How had I never before found conscientiousness about my own need for approval?
Oh, I’ve learned that my love language is words of affirmation, though it took quite some time. Given that any relationship formed alongside domestic abuse or intimate partner violence creates a deficit in all love languages, you start out with almost every bucket bone dry. Each needs equally filled — which also takes time — before you can understand which bucket you want to carry, and that was true for me.
But affirmation, encouragement, is a little different from validation.
And I’ve put a lot of work into understanding my relationship with validation, too. It’s a basic human need — recognition of your qualities, and all you offer — another thing we exist without during abuse.
The journey for abuse survivors is in finding authentic validation from quality people who will not manipulate or harm us, who care about our well being—and, more importantly, it’s about learning how to validate ourselves.
But validation is a little different from approval, too.
Approval is an acceptance for just being.

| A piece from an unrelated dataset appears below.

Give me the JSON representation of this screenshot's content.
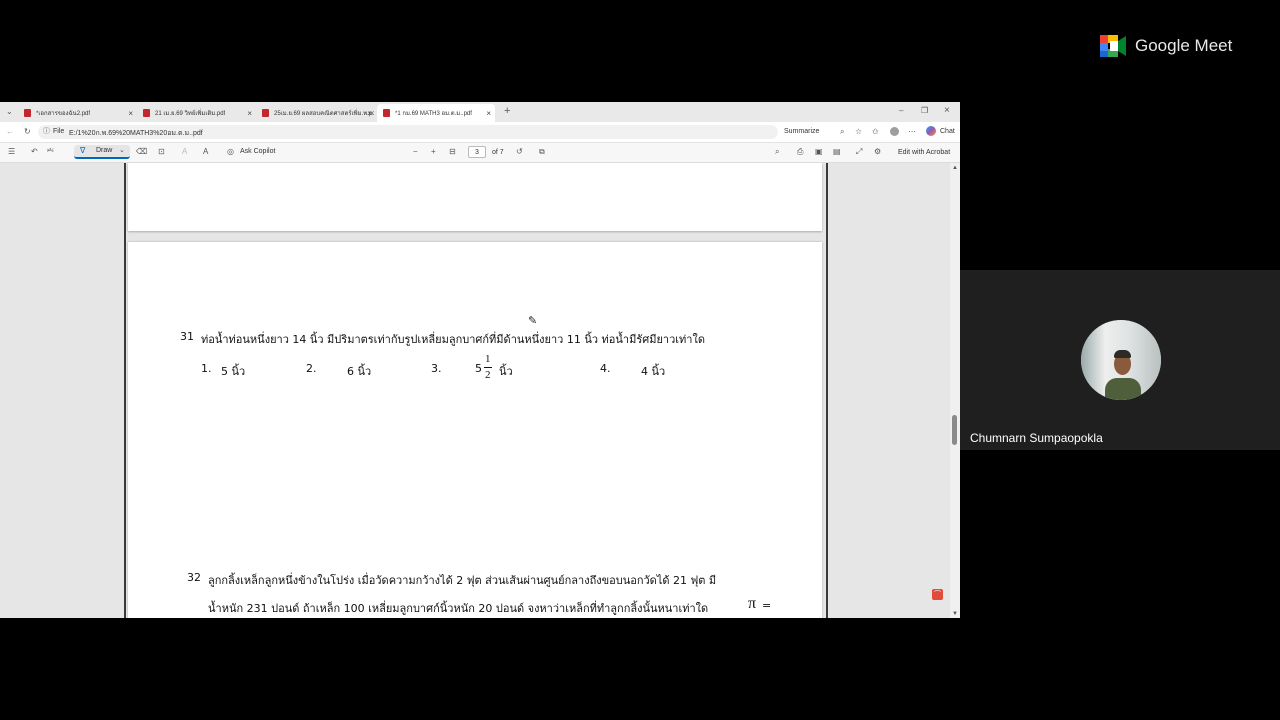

I had no clue until I read Will’s raw, honest account that a need for approval still follows me ten years post-abuse — despite all my personal progress and insight for other survivors — but what’s more: it has haunted me my whole life.
I’ve seen its shadow since childhood. Felt its omnipresence almost constantly. I just didn’t know how to define it, or that it’s surely the root of allowing myself into so many abusive and hurtful patterns through the course of my 43 years.
But now, somehow so clearly, I get it. It’s like the same switch that flipped the millisecond I knew I had to leave my abusive marriage flipped again.
I don’t need permission to exist. To feel. To create, excel, thrive, rest, let go.
I don’t need permission to make my own choices, to do what’s right for me, and carve my own path.
I don’t need anyone’s permission to feel comfortable in my skin, or love who I am just as I am, and live my best life.
I don’t need permission disguised as approval, not from anyone other than me.
This means it’s true for you, too, dear survivor.
Your existence needs approval from only one person.
And it’s you.